» What to do
The entries must be repeated verbatim, and their images left out.

[Page and application data records]
★ ★ ★

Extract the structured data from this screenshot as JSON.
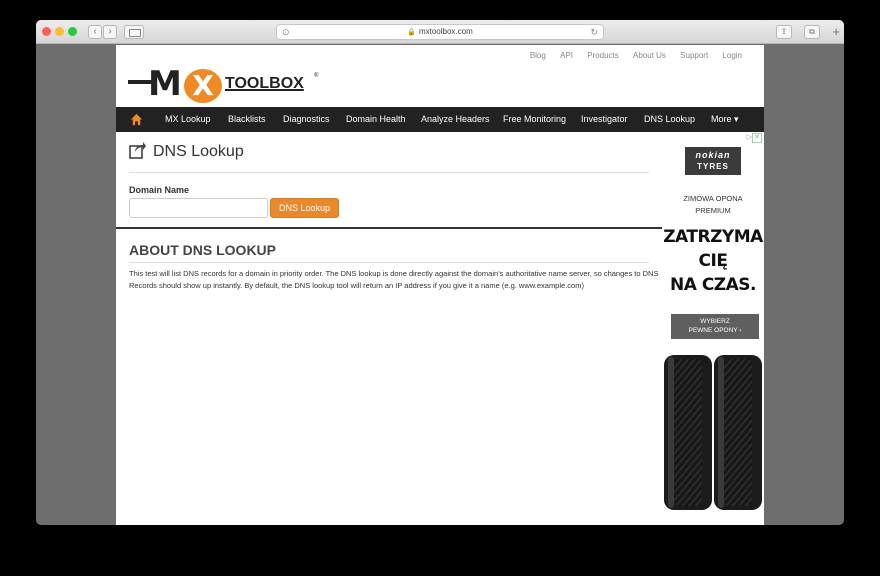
{
  "browser": {
    "url": "mxtoolbox.com"
  },
  "top_links": [
    "Blog",
    "API",
    "Products",
    "About Us",
    "Support",
    "Login"
  ],
  "logo": {
    "letter_m": "M",
    "letter_x": "X",
    "wordmark": "TOOLBOX",
    "registered": "®"
  },
  "nav": {
    "items": [
      "MX Lookup",
      "Blacklists",
      "Diagnostics",
      "Domain Health",
      "Analyze Headers",
      "Free Monitoring",
      "Investigator",
      "DNS Lookup",
      "More ▾"
    ]
  },
  "main": {
    "page_title": "DNS Lookup",
    "field_label": "Domain Name",
    "input_value": "",
    "input_placeholder": "",
    "submit_label": "DNS Lookup",
    "about_title": "ABOUT DNS LOOKUP",
    "about_text": "This test will list DNS records for a domain in priority order. The DNS lookup is done directly against the domain's authoritative name server, so changes to DNS Records should show up instantly. By default, the DNS lookup tool will return an IP address if you give it a name (e.g. www.example.com)"
  },
  "ad": {
    "brand": "nokian",
    "brand_sub": "TYRES",
    "sub_line1": "ZIMOWA OPONA",
    "sub_line2": "PREMIUM",
    "headline_line1": "ZATRZYMA",
    "headline_line2": "CIĘ",
    "headline_line3": "NA CZAS.",
    "cta_line1": "WYBIERZ",
    "cta_line2": "PEWNE OPONY ›",
    "close": "✕"
  },
  "colors": {
    "accent": "#e8892e",
    "nav_bg": "#222222"
  }
}
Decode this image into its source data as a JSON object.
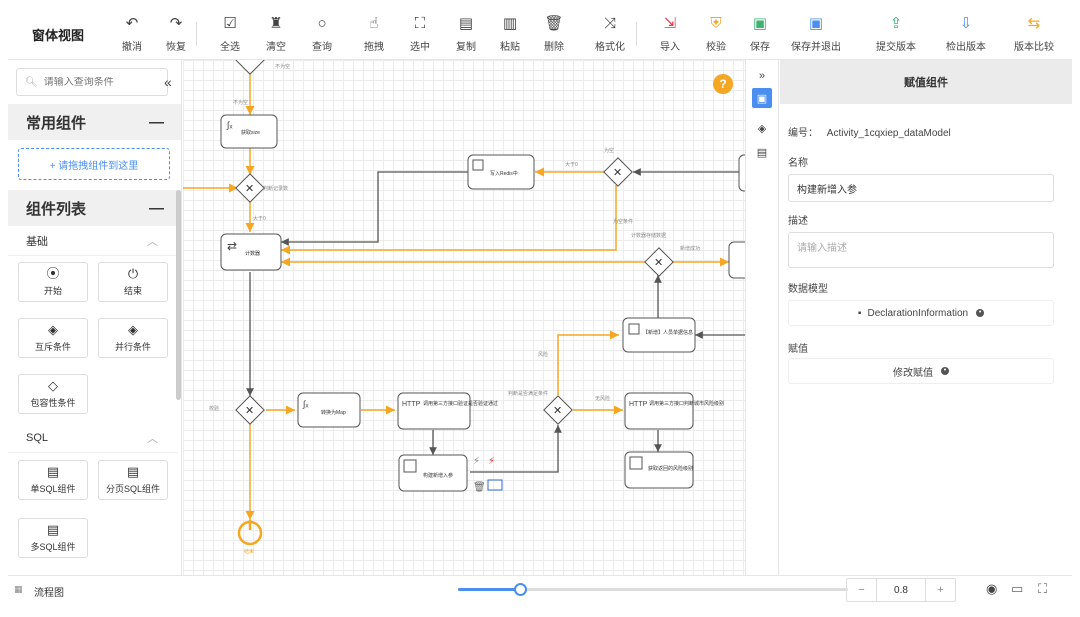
{
  "app": {
    "title": "窗体视图"
  },
  "toolbar": [
    {
      "id": "undo",
      "label": "撤消",
      "icon": "undo-icon"
    },
    {
      "id": "redo",
      "label": "恢复",
      "icon": "redo-icon"
    },
    {
      "id": "select-all",
      "label": "全选",
      "icon": "checkbox-icon"
    },
    {
      "id": "clear",
      "label": "清空",
      "icon": "broom-icon"
    },
    {
      "id": "query",
      "label": "查询",
      "icon": "search-icon"
    },
    {
      "id": "drag",
      "label": "拖拽",
      "icon": "hand-icon"
    },
    {
      "id": "select",
      "label": "选中",
      "icon": "crop-icon"
    },
    {
      "id": "copy",
      "label": "复制",
      "icon": "copy-icon"
    },
    {
      "id": "paste",
      "label": "粘贴",
      "icon": "paste-icon"
    },
    {
      "id": "delete",
      "label": "删除",
      "icon": "trash-icon"
    },
    {
      "id": "format",
      "label": "格式化",
      "icon": "format-icon"
    },
    {
      "id": "import",
      "label": "导入",
      "icon": "import-icon"
    },
    {
      "id": "validate",
      "label": "校验",
      "icon": "shield-icon"
    },
    {
      "id": "save",
      "label": "保存",
      "icon": "save-icon"
    },
    {
      "id": "save-exit",
      "label": "保存并退出",
      "icon": "save-exit-icon"
    },
    {
      "id": "submit",
      "label": "提交版本",
      "icon": "submit-icon"
    },
    {
      "id": "checkout",
      "label": "检出版本",
      "icon": "checkout-icon"
    },
    {
      "id": "compare",
      "label": "版本比较",
      "icon": "compare-icon"
    }
  ],
  "sidebar": {
    "search_placeholder": "请输入查询条件",
    "common_title": "常用组件",
    "drop_hint": "+ 请拖拽组件到这里",
    "list_title": "组件列表",
    "categories": [
      {
        "name": "基础",
        "items": [
          {
            "label": "开始",
            "icon": "power-circle-icon"
          },
          {
            "label": "结束",
            "icon": "power-icon"
          },
          {
            "label": "互斥条件",
            "icon": "exclusive-gateway-icon"
          },
          {
            "label": "并行条件",
            "icon": "parallel-gateway-icon"
          },
          {
            "label": "包容性条件",
            "icon": "inclusive-gateway-icon"
          }
        ]
      },
      {
        "name": "SQL",
        "items": [
          {
            "label": "单SQL组件",
            "icon": "sql-icon"
          },
          {
            "label": "分页SQL组件",
            "icon": "paged-sql-icon"
          },
          {
            "label": "多SQL组件",
            "icon": "multi-sql-icon"
          }
        ]
      }
    ]
  },
  "canvas": {
    "nodes": [
      {
        "label": "获取size"
      },
      {
        "label": "计数器"
      },
      {
        "label": "写入Redis中"
      },
      {
        "label": "转换为Map"
      },
      {
        "label": "调用第三方接口验证是否验证通过"
      },
      {
        "label": "构建新增入参"
      },
      {
        "label": "【新增】人员单据信息"
      },
      {
        "label": "调用第三方接口判断城市风险级别"
      },
      {
        "label": "获取返回的风险级别"
      }
    ],
    "edge_labels": [
      "不为空",
      "不为空",
      "判断记录数",
      "大于0",
      "为空",
      "为空条件",
      "计数器存储数据",
      "新增成功",
      "大于0",
      "判断是否满足条件",
      "风险",
      "无风险",
      "校验"
    ],
    "end_label": "结束"
  },
  "props": {
    "title": "赋值组件",
    "id_label": "编号：",
    "id_value": "Activity_1cqxiep_dataModel",
    "name_label": "名称",
    "name_value": "构建新增入参",
    "desc_label": "描述",
    "desc_placeholder": "请输入描述",
    "model_label": "数据模型",
    "model_value": "DeclarationInformation",
    "assign_label": "赋值",
    "assign_button": "修改赋值"
  },
  "footer": {
    "tab_label": "流程图",
    "zoom_value": "0.8",
    "zoom_fraction": 0.16,
    "minus": "−",
    "plus": "+"
  },
  "colors": {
    "accent": "#4a8ef0",
    "flow_active": "#f5a623",
    "flow_default": "#555555"
  }
}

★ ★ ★

» Completed exercise
Extract the structured data from this screenshot as JSON.
{
  "browser": {
    "url": "mxtoolbox.com"
  },
  "top_links": [
    "Blog",
    "API",
    "Products",
    "About Us",
    "Support",
    "Login"
  ],
  "logo": {
    "letter_m": "M",
    "letter_x": "X",
    "wordmark": "TOOLBOX",
    "registered": "®"
  },
  "nav": {
    "items": [
      "MX Lookup",
      "Blacklists",
      "Diagnostics",
      "Domain Health",
      "Analyze Headers",
      "Free Monitoring",
      "Investigator",
      "DNS Lookup",
      "More ▾"
    ]
  },
  "main": {
    "page_title": "DNS Lookup",
    "field_label": "Domain Name",
    "input_value": "",
    "input_placeholder": "",
    "submit_label": "DNS Lookup",
    "about_title": "ABOUT DNS LOOKUP",
    "about_text": "This test will list DNS records for a domain in priority order. The DNS lookup is done directly against the domain's authoritative name server, so changes to DNS Records should show up instantly. By default, the DNS lookup tool will return an IP address if you give it a name (e.g. www.example.com)"
  },
  "ad": {
    "brand": "nokian",
    "brand_sub": "TYRES",
    "sub_line1": "ZIMOWA OPONA",
    "sub_line2": "PREMIUM",
    "headline_line1": "ZATRZYMA",
    "headline_line2": "CIĘ",
    "headline_line3": "NA CZAS.",
    "cta_line1": "WYBIERZ",
    "cta_line2": "PEWNE OPONY ›",
    "close": "✕"
  },
  "colors": {
    "accent": "#e8892e",
    "nav_bg": "#222222"
  }
}
Decode this image into its source data as a JSON object.
{
  "app": {
    "title": "窗体视图"
  },
  "toolbar": [
    {
      "id": "undo",
      "label": "撤消",
      "icon": "undo-icon"
    },
    {
      "id": "redo",
      "label": "恢复",
      "icon": "redo-icon"
    },
    {
      "id": "select-all",
      "label": "全选",
      "icon": "checkbox-icon"
    },
    {
      "id": "clear",
      "label": "清空",
      "icon": "broom-icon"
    },
    {
      "id": "query",
      "label": "查询",
      "icon": "search-icon"
    },
    {
      "id": "drag",
      "label": "拖拽",
      "icon": "hand-icon"
    },
    {
      "id": "select",
      "label": "选中",
      "icon": "crop-icon"
    },
    {
      "id": "copy",
      "label": "复制",
      "icon": "copy-icon"
    },
    {
      "id": "paste",
      "label": "粘贴",
      "icon": "paste-icon"
    },
    {
      "id": "delete",
      "label": "删除",
      "icon": "trash-icon"
    },
    {
      "id": "format",
      "label": "格式化",
      "icon": "format-icon"
    },
    {
      "id": "import",
      "label": "导入",
      "icon": "import-icon"
    },
    {
      "id": "validate",
      "label": "校验",
      "icon": "shield-icon"
    },
    {
      "id": "save",
      "label": "保存",
      "icon": "save-icon"
    },
    {
      "id": "save-exit",
      "label": "保存并退出",
      "icon": "save-exit-icon"
    },
    {
      "id": "submit",
      "label": "提交版本",
      "icon": "submit-icon"
    },
    {
      "id": "checkout",
      "label": "检出版本",
      "icon": "checkout-icon"
    },
    {
      "id": "compare",
      "label": "版本比较",
      "icon": "compare-icon"
    }
  ],
  "sidebar": {
    "search_placeholder": "请输入查询条件",
    "common_title": "常用组件",
    "drop_hint": "+ 请拖拽组件到这里",
    "list_title": "组件列表",
    "categories": [
      {
        "name": "基础",
        "items": [
          {
            "label": "开始",
            "icon": "power-circle-icon"
          },
          {
            "label": "结束",
            "icon": "power-icon"
          },
          {
            "label": "互斥条件",
            "icon": "exclusive-gateway-icon"
          },
          {
            "label": "并行条件",
            "icon": "parallel-gateway-icon"
          },
          {
            "label": "包容性条件",
            "icon": "inclusive-gateway-icon"
          }
        ]
      },
      {
        "name": "SQL",
        "items": [
          {
            "label": "单SQL组件",
            "icon": "sql-icon"
          },
          {
            "label": "分页SQL组件",
            "icon": "paged-sql-icon"
          },
          {
            "label": "多SQL组件",
            "icon": "multi-sql-icon"
          }
        ]
      }
    ]
  },
  "canvas": {
    "nodes": [
      {
        "label": "获取size"
      },
      {
        "label": "计数器"
      },
      {
        "label": "写入Redis中"
      },
      {
        "label": "转换为Map"
      },
      {
        "label": "调用第三方接口验证是否验证通过"
      },
      {
        "label": "构建新增入参"
      },
      {
        "label": "【新增】人员单据信息"
      },
      {
        "label": "调用第三方接口判断城市风险级别"
      },
      {
        "label": "获取返回的风险级别"
      }
    ],
    "edge_labels": [
      "不为空",
      "不为空",
      "判断记录数",
      "大于0",
      "为空",
      "为空条件",
      "计数器存储数据",
      "新增成功",
      "大于0",
      "判断是否满足条件",
      "风险",
      "无风险",
      "校验"
    ],
    "end_label": "结束"
  },
  "props": {
    "title": "赋值组件",
    "id_label": "编号：",
    "id_value": "Activity_1cqxiep_dataModel",
    "name_label": "名称",
    "name_value": "构建新增入参",
    "desc_label": "描述",
    "desc_placeholder": "请输入描述",
    "model_label": "数据模型",
    "model_value": "DeclarationInformation",
    "assign_label": "赋值",
    "assign_button": "修改赋值"
  },
  "footer": {
    "tab_label": "流程图",
    "zoom_value": "0.8",
    "zoom_fraction": 0.16,
    "minus": "−",
    "plus": "+"
  },
  "colors": {
    "accent": "#4a8ef0",
    "flow_active": "#f5a623",
    "flow_default": "#555555"
  }
}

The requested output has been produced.